Being vegan on holiday in Europe or western countries is often easier. But what about when you travel to one of the under-developed areas of the world? Many of these countries do not have data services and could even pose language barriers. In such a case, it is a good idea to talk to some locals, preferably before leaving; ones who speak your language and know what veganism is all about.
You can easily seek information about local vegetarian and vegan food from these people. To find reliable informants, go online on Facebook groups or even speak to someone at the embassy. Befriend a local on the flight to that nation and ask them questions about restaurants or stores that cater to vegan foods. On social media, type Vegan + the name of the country and you can find many groups pertaining to that. Who knows: some friendly local can also invite you for a vegan meal or two! This is a great way to network and form lasting relationships for life.
5. Use hospitality exchange sites
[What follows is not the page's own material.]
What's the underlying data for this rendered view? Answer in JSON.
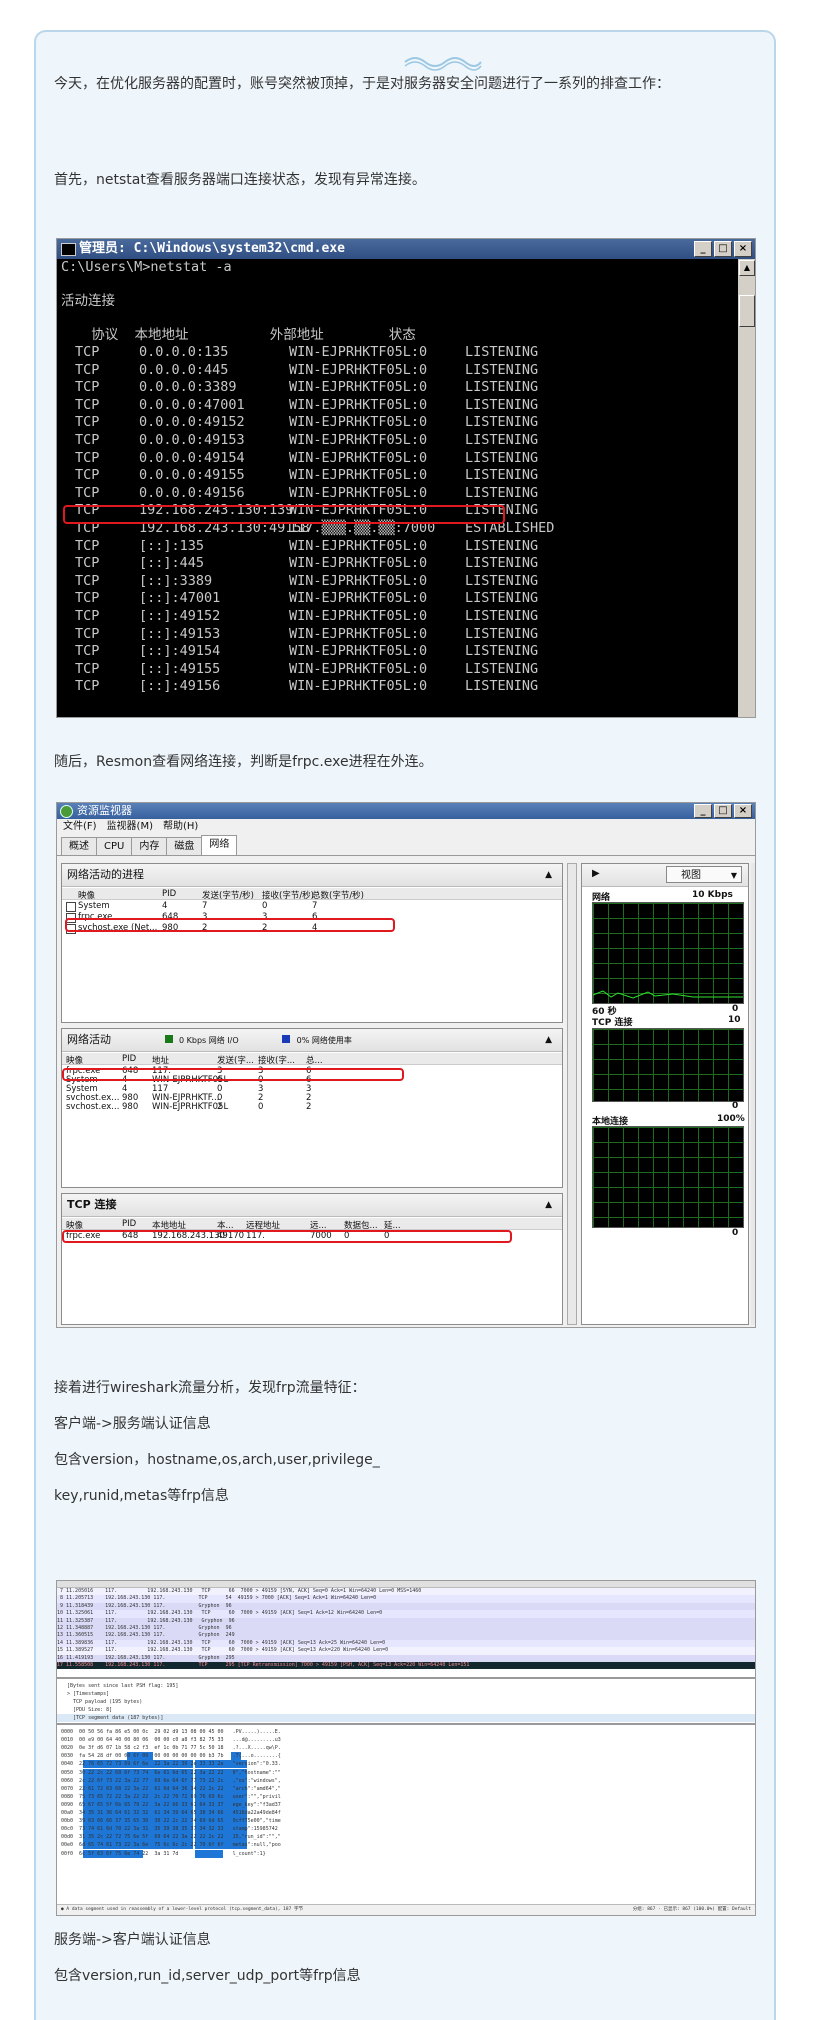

Hospitality exchange websites like BeWelcome.org, Couchsurfing.org, and GlobalFreeloaders.com can also help you meet vegans across the world. Sites like BeWelcome are free of cost and you can share each other’s homes, connect with fellow travelers, and ask all your questions about vegan-or vegetarian restaurants while traveling to another country.
6. Travel to the best vegan travel destinations
According to a recent survey, there are a few countries that are great for vegan travelers. So if you aren’t too particular about where you want to go, you can book your tickets for one of the following best vegan travel destinations:
- Tel Aviv
- Glasgow, Scotland
- Bali, Indonesia
- New York
- New Zealand
7. Always keep vegan snacks handy
To avoid extreme hunger pangs, keep some of the following non-perishable snacks handy in your vegan travel pack:
- Nuts and seeds
- A few packets of soy or rice milk in tetra packs
- Sugar peas
- Baby carrots
Be careful about what you bring on board an airplane; these days there are many restrictions about bringing fruits etc. When in doubt, call the airline and find out.
8. Do not panic!
If you haven’t researched a particular restaurant or local eatery, do not panic. Stick to ethnic foods because many ethnic varieties contain vegan offerings like chickpeas, beans, etc. Even if the restaurant does not serve these, you can ask to speak to the manager. Explain that you are “allergic” to animal-based foods. You can also get each dish on their menu ‘veganized’. For example, you can ask for pasta without cheese or milk and if the restaurant is not too packed, ask to speak to the chef who can whip up something for you. Don’t forget to generously tip the waiter for having taken such good care of you.
9. Bring your own food on shorter trips
The BYOF or ‘Bring your own food’ is the best vegan travel food option for shorter trips. An icebox is a worthwhile investment and can help you keep your food fresh for a couple of days. If nothing, carry a peanut butter jar. You can always find bread and bananas in any country and can make great-tasting and filling PB sandwiches. Always carry a few forks or spoons: there is nothing yuckier than having to make PB sandwiches using your fingers!
10. Make your own food
If possible, choose the option of making your own meals. Select a hotel or apartment with a kitchenette. Shop at local markets or health food stores for ingredients you need to make your vegan meals. This is a great way to save money too!
11. Tips for vegans going on a cruise
- Contact the cruise manager or travel agent and explain your ‘allergies’.
- Speak to the chef as soon as you are on board. Give them a 24-hour notice so they can offer you a-la-carte options instead of the buffet meals.
- Go ethnic, when possible, but do ensure that the meals are not cooked in ghee, lard, or butter.